Even as crime overall is down in Los Angeles, violent gang battles have spiraled out of control in recent months, says the Christian Science Monitor. That has produced a “climate of fear higher than any time in the history of this world capital of gangs,” says Najee Ali, a black activist. Hispanic numbers have grown, pushing into neighborhoods that were predominately black. Recent killings of blacks by Hispanics is a new category of hate crime, says Earl Ofari Hutchinson, a political analyst. The question is whether city leaders, the schools, the police, the courts, churches, and community activists will spring into collective action to try to defuse the tensions underlying the violence. The Los Angeles Times reported that FBI Director Robert S. Mueller III joined local law enforcement officials yesterday to announce a campaign for the “strategic dismantling” of two street gangs.

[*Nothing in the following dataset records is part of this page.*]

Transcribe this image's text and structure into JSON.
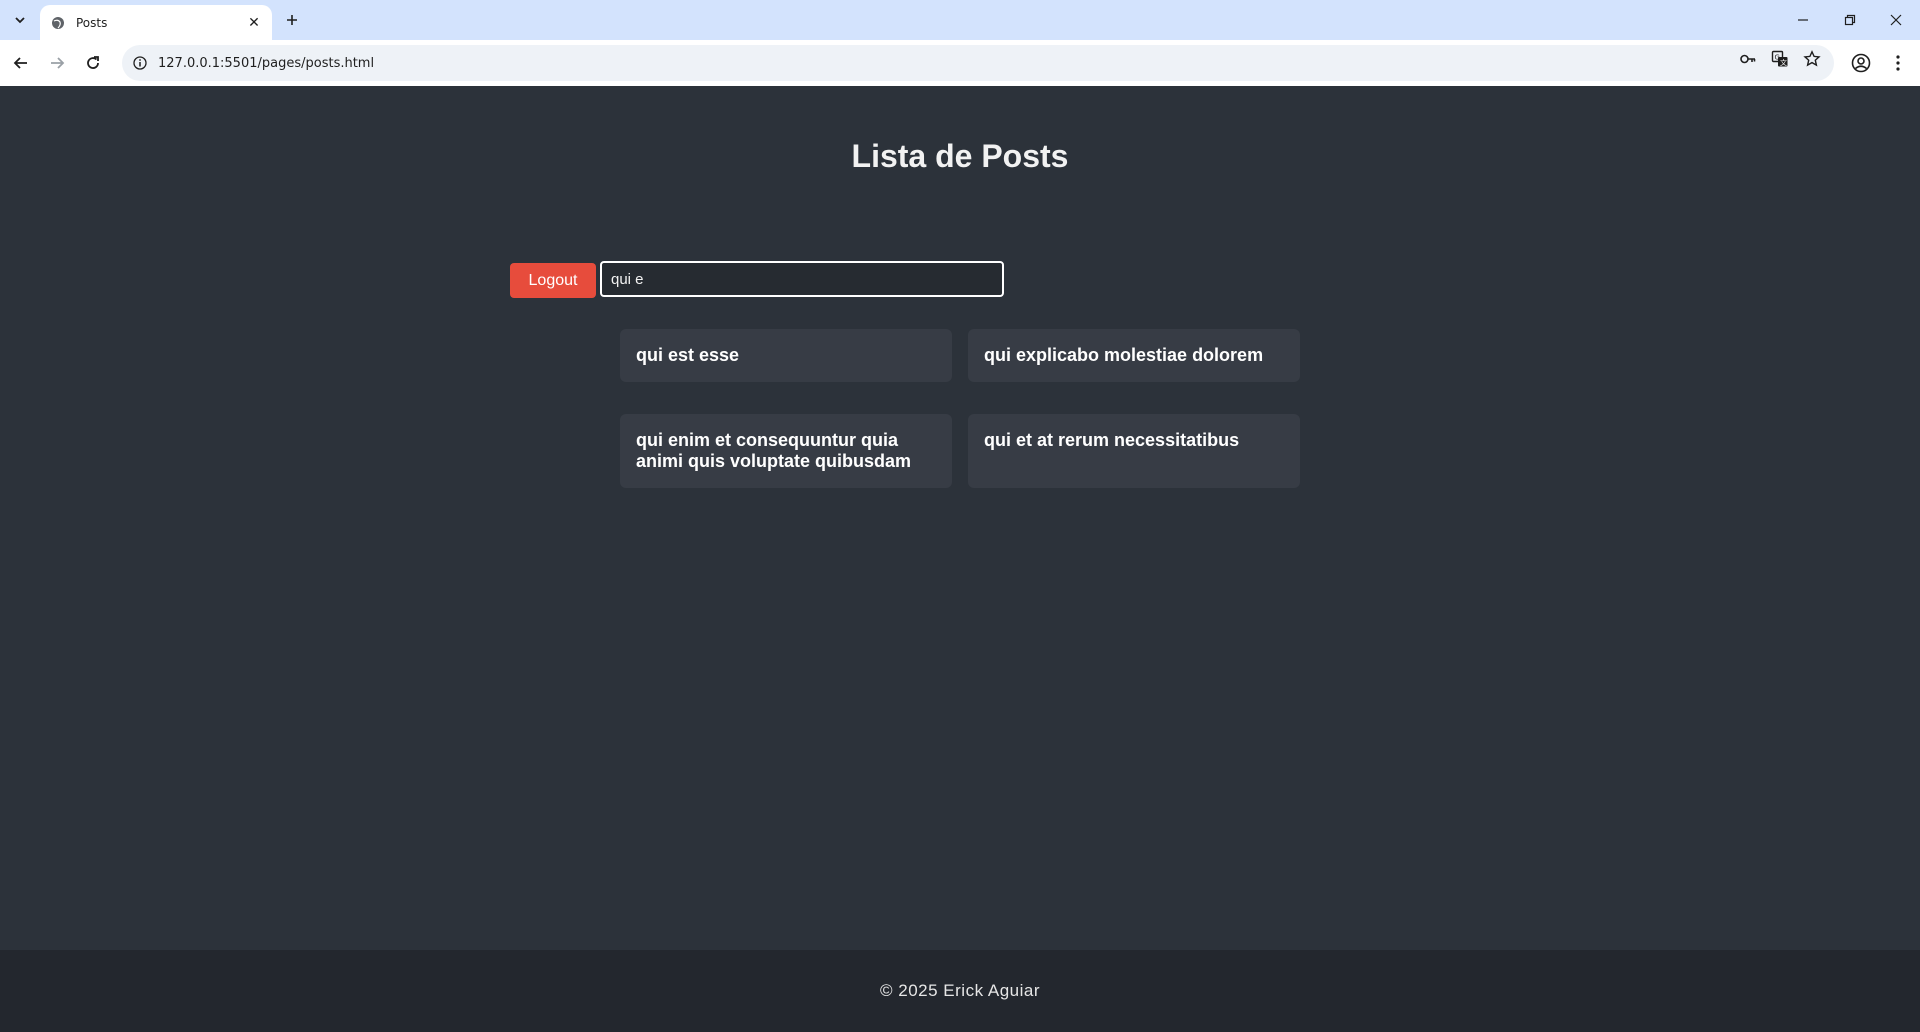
{
  "browser": {
    "tab_title": "Posts",
    "url": "127.0.0.1:5501/pages/posts.html"
  },
  "page": {
    "title": "Lista de Posts",
    "logout_label": "Logout",
    "search_value": "qui e"
  },
  "posts": [
    {
      "title": "qui est esse"
    },
    {
      "title": "qui explicabo molestiae dolorem"
    },
    {
      "title": "qui enim et consequuntur quia animi quis voluptate quibusdam"
    },
    {
      "title": "qui et at rerum necessitatibus"
    }
  ],
  "footer": {
    "text": "© 2025 Erick Aguiar"
  },
  "colors": {
    "page_bg": "#2c323a",
    "card_bg": "#373c45",
    "logout_bg": "#e74c3c",
    "footer_bg": "#23272e"
  }
}
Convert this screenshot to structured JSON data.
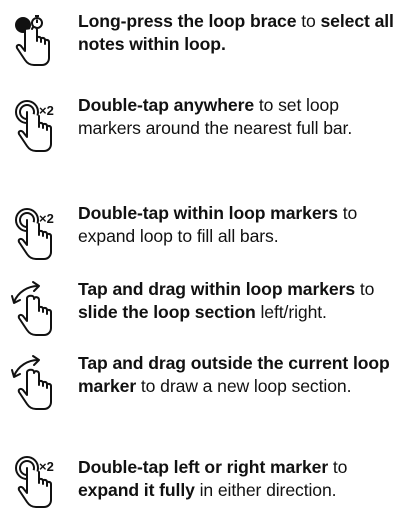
{
  "instructions": [
    {
      "icon": "long-press-timer-icon",
      "segments": [
        {
          "text": "Long-press the loop brace",
          "bold": true
        },
        {
          "text": " to ",
          "bold": false
        },
        {
          "text": "select all notes within loop.",
          "bold": true
        }
      ]
    },
    {
      "icon": "double-tap-icon",
      "badge": "×2",
      "segments": [
        {
          "text": "Double-tap anywhere",
          "bold": true
        },
        {
          "text": " to set loop markers around the nearest full bar.",
          "bold": false
        }
      ]
    },
    {
      "icon": "double-tap-icon",
      "badge": "×2",
      "segments": [
        {
          "text": "Double-tap within loop markers",
          "bold": true
        },
        {
          "text": " to expand loop to fill all bars.",
          "bold": false
        }
      ]
    },
    {
      "icon": "tap-drag-icon",
      "segments": [
        {
          "text": "Tap and drag within loop markers",
          "bold": true
        },
        {
          "text": " to ",
          "bold": false
        },
        {
          "text": "slide the loop section",
          "bold": true
        },
        {
          "text": " left/right.",
          "bold": false
        }
      ]
    },
    {
      "icon": "tap-drag-icon",
      "segments": [
        {
          "text": "Tap and drag outside the current loop marker",
          "bold": true
        },
        {
          "text": " to draw a new loop section.",
          "bold": false
        }
      ]
    },
    {
      "icon": "double-tap-icon",
      "badge": "×2",
      "segments": [
        {
          "text": "Double-tap left or right marker",
          "bold": true
        },
        {
          "text": " to ",
          "bold": false
        },
        {
          "text": "expand it fully",
          "bold": true
        },
        {
          "text": " in either direction.",
          "bold": false
        }
      ]
    }
  ]
}
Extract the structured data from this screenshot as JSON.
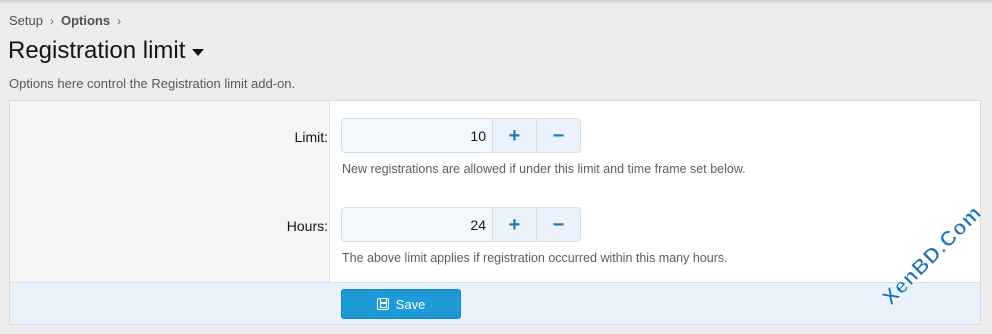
{
  "breadcrumb": {
    "items": [
      "Setup",
      "Options"
    ]
  },
  "page": {
    "title": "Registration limit",
    "description": "Options here control the Registration limit add-on."
  },
  "fields": [
    {
      "label": "Limit:",
      "value": "10",
      "hint": "New registrations are allowed if under this limit and time frame set below."
    },
    {
      "label": "Hours:",
      "value": "24",
      "hint": "The above limit applies if registration occurred within this many hours."
    }
  ],
  "icons": {
    "increment": "+",
    "decrement": "−",
    "separator": "›"
  },
  "footer": {
    "save_label": "Save"
  },
  "watermark": {
    "text": "XenBD.Com"
  },
  "colors": {
    "accent": "#1e9ad6",
    "stepper_text": "#2577b1",
    "watermark": "#1a73b8"
  }
}
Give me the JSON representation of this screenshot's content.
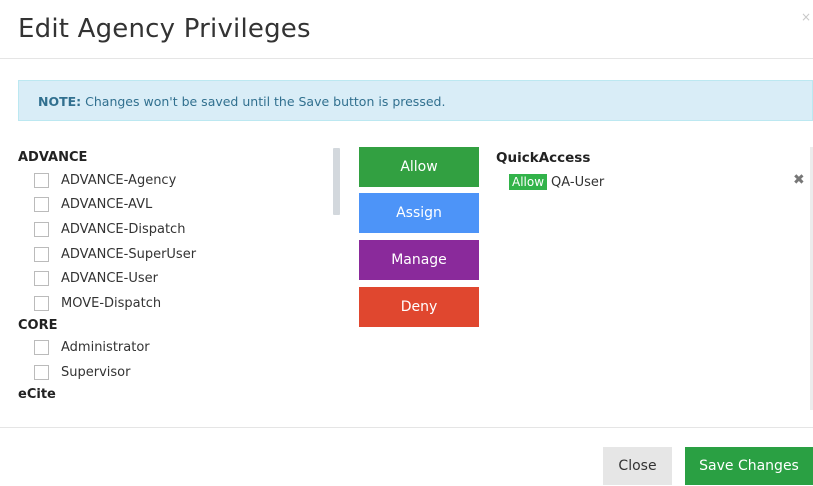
{
  "dialog": {
    "title": "Edit Agency Privileges",
    "close_glyph": "×"
  },
  "note": {
    "label": "NOTE:",
    "text": " Changes won't be saved until the Save button is pressed."
  },
  "privileges": {
    "groups": [
      {
        "name": "ADVANCE",
        "items": [
          "ADVANCE-Agency",
          "ADVANCE-AVL",
          "ADVANCE-Dispatch",
          "ADVANCE-SuperUser",
          "ADVANCE-User",
          "MOVE-Dispatch"
        ]
      },
      {
        "name": "CORE",
        "items": [
          "Administrator",
          "Supervisor"
        ]
      },
      {
        "name": "eCite",
        "items": []
      }
    ]
  },
  "actions": {
    "allow": "Allow",
    "assign": "Assign",
    "manage": "Manage",
    "deny": "Deny"
  },
  "assigned": {
    "title": "QuickAccess",
    "entries": [
      {
        "badge": "Allow",
        "name": "QA-User",
        "badge_color": "#32b34a"
      }
    ],
    "remove_glyph": "✖"
  },
  "footer": {
    "close_label": "Close",
    "save_label": "Save Changes"
  },
  "colors": {
    "allow": "#32a041",
    "assign": "#4d94f8",
    "manage": "#8a2a9b",
    "deny": "#e0472f",
    "save": "#2aa043",
    "note_bg": "#d9edf7"
  }
}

New collaborations with federal, state, and local agencies will pool money and resources. Among new ideas: better tracking of gang members who reenter neighborhoods after release from prison. Officials have come to realize that the gang epidemic here is largely immune to increased crime crackdowns. “We have been stuck on ‘stupid’ in fighting gangs,” says Constance Rice, author of a new study and 100 recommendations presented to the City Council this week. Police see they “cannot arrest their way out of the gang violence crisis,” and are moving to a “comprehensive, neighborhood-based, schools-centered” approach, said the study. “What is different now is that everyone realizes for the first time that enforcement is only a short-term fix,” says Jorja Leap, a social welfare professor at the University of California, Los Angeles.